→ Recorded data

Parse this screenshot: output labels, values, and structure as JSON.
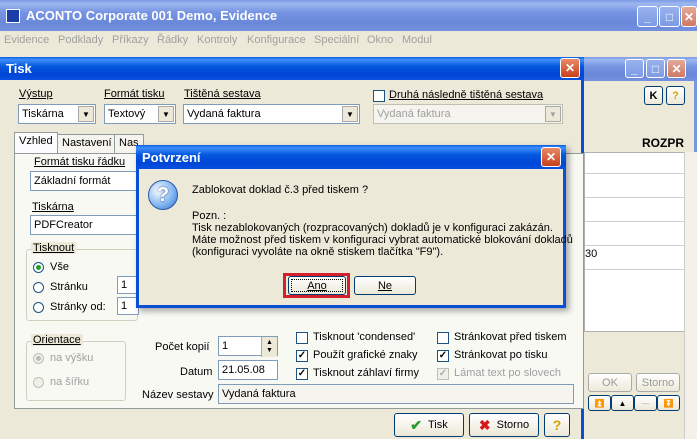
{
  "main_window": {
    "title": "ACONTO Corporate 001 Demo, Evidence",
    "menu": [
      "Evidence",
      "Podklady",
      "Příkazy",
      "Řádky",
      "Kontroly",
      "Konfigurace",
      "Speciální",
      "Okno",
      "Modul"
    ]
  },
  "bg_window": {
    "k_button": "K",
    "help_button": "?",
    "column_header": "ROZPR",
    "value_fragment": "30",
    "ok_button": "OK",
    "storno_button": "Storno"
  },
  "tisk_dialog": {
    "title": "Tisk",
    "vystup_label": "Výstup",
    "vystup_value": "Tiskárna",
    "format_tisku_label": "Formát tisku",
    "format_tisku_value": "Textový",
    "tistena_sestava_label": "Tištěná sestava",
    "tistena_sestava_value": "Vydaná faktura",
    "druha_label": "Druhá následně tištěná sestava",
    "druha_value": "Vydaná faktura",
    "tabs": [
      "Vzhled",
      "Nastavení",
      "Nas"
    ],
    "format_radku_label": "Formát tisku řádku",
    "format_radku_value": "Základní formát",
    "tiskarna_label": "Tiskárna",
    "tiskarna_value": "PDFCreator",
    "tisknout_label": "Tisknout",
    "radio_vse": "Vše",
    "radio_stranku": "Stránku",
    "radio_stranky_od": "Stránky od:",
    "stranku_value": "1",
    "stranky_od_value": "1",
    "orientace_label": "Orientace",
    "radio_na_vysku": "na výšku",
    "radio_na_sirku": "na šířku",
    "pocet_kopii_label": "Počet kopií",
    "pocet_kopii_value": "1",
    "datum_label": "Datum",
    "datum_value": "21.05.08",
    "nazev_sestavy_label": "Název sestavy",
    "nazev_sestavy_value": "Vydaná faktura",
    "chk_condensed": "Tisknout 'condensed'",
    "chk_graficke": "Použít grafické znaky",
    "chk_zahlavi": "Tisknout záhlaví firmy",
    "chk_strankovat_pred": "Stránkovat před tiskem",
    "chk_strankovat_po": "Stránkovat po tisku",
    "chk_lamat": "Lámat text po slovech",
    "tisk_button": "Tisk",
    "storno_button": "Storno",
    "help_button": "?"
  },
  "confirm_dialog": {
    "title": "Potvrzení",
    "question": "Zablokovat  doklad č.3 před tiskem ?",
    "note_title": "Pozn. :",
    "note_line1": "Tisk nezablokovaných (rozpracovaných) dokladů je v konfiguraci zakázán.",
    "note_line2": "Máte možnost před tiskem v konfiguraci vybrat automatické blokování dokladů",
    "note_line3": "(konfiguraci vyvoláte na okně stiskem tlačítka \"F9\").",
    "yes_button": "Ano",
    "no_button": "Ne",
    "highlight_color": "#d4202a"
  }
}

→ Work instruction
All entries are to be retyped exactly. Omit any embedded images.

→ Result of the exercise
Parse this screenshot: output labels, values, and structure as JSON.
{
  "main_window": {
    "title": "ACONTO Corporate 001 Demo, Evidence",
    "menu": [
      "Evidence",
      "Podklady",
      "Příkazy",
      "Řádky",
      "Kontroly",
      "Konfigurace",
      "Speciální",
      "Okno",
      "Modul"
    ]
  },
  "bg_window": {
    "k_button": "K",
    "help_button": "?",
    "column_header": "ROZPR",
    "value_fragment": "30",
    "ok_button": "OK",
    "storno_button": "Storno"
  },
  "tisk_dialog": {
    "title": "Tisk",
    "vystup_label": "Výstup",
    "vystup_value": "Tiskárna",
    "format_tisku_label": "Formát tisku",
    "format_tisku_value": "Textový",
    "tistena_sestava_label": "Tištěná sestava",
    "tistena_sestava_value": "Vydaná faktura",
    "druha_label": "Druhá následně tištěná sestava",
    "druha_value": "Vydaná faktura",
    "tabs": [
      "Vzhled",
      "Nastavení",
      "Nas"
    ],
    "format_radku_label": "Formát tisku řádku",
    "format_radku_value": "Základní formát",
    "tiskarna_label": "Tiskárna",
    "tiskarna_value": "PDFCreator",
    "tisknout_label": "Tisknout",
    "radio_vse": "Vše",
    "radio_stranku": "Stránku",
    "radio_stranky_od": "Stránky od:",
    "stranku_value": "1",
    "stranky_od_value": "1",
    "orientace_label": "Orientace",
    "radio_na_vysku": "na výšku",
    "radio_na_sirku": "na šířku",
    "pocet_kopii_label": "Počet kopií",
    "pocet_kopii_value": "1",
    "datum_label": "Datum",
    "datum_value": "21.05.08",
    "nazev_sestavy_label": "Název sestavy",
    "nazev_sestavy_value": "Vydaná faktura",
    "chk_condensed": "Tisknout 'condensed'",
    "chk_graficke": "Použít grafické znaky",
    "chk_zahlavi": "Tisknout záhlaví firmy",
    "chk_strankovat_pred": "Stránkovat před tiskem",
    "chk_strankovat_po": "Stránkovat po tisku",
    "chk_lamat": "Lámat text po slovech",
    "tisk_button": "Tisk",
    "storno_button": "Storno",
    "help_button": "?"
  },
  "confirm_dialog": {
    "title": "Potvrzení",
    "question": "Zablokovat  doklad č.3 před tiskem ?",
    "note_title": "Pozn. :",
    "note_line1": "Tisk nezablokovaných (rozpracovaných) dokladů je v konfiguraci zakázán.",
    "note_line2": "Máte možnost před tiskem v konfiguraci vybrat automatické blokování dokladů",
    "note_line3": "(konfiguraci vyvoláte na okně stiskem tlačítka \"F9\").",
    "yes_button": "Ano",
    "no_button": "Ne",
    "highlight_color": "#d4202a"
  }
}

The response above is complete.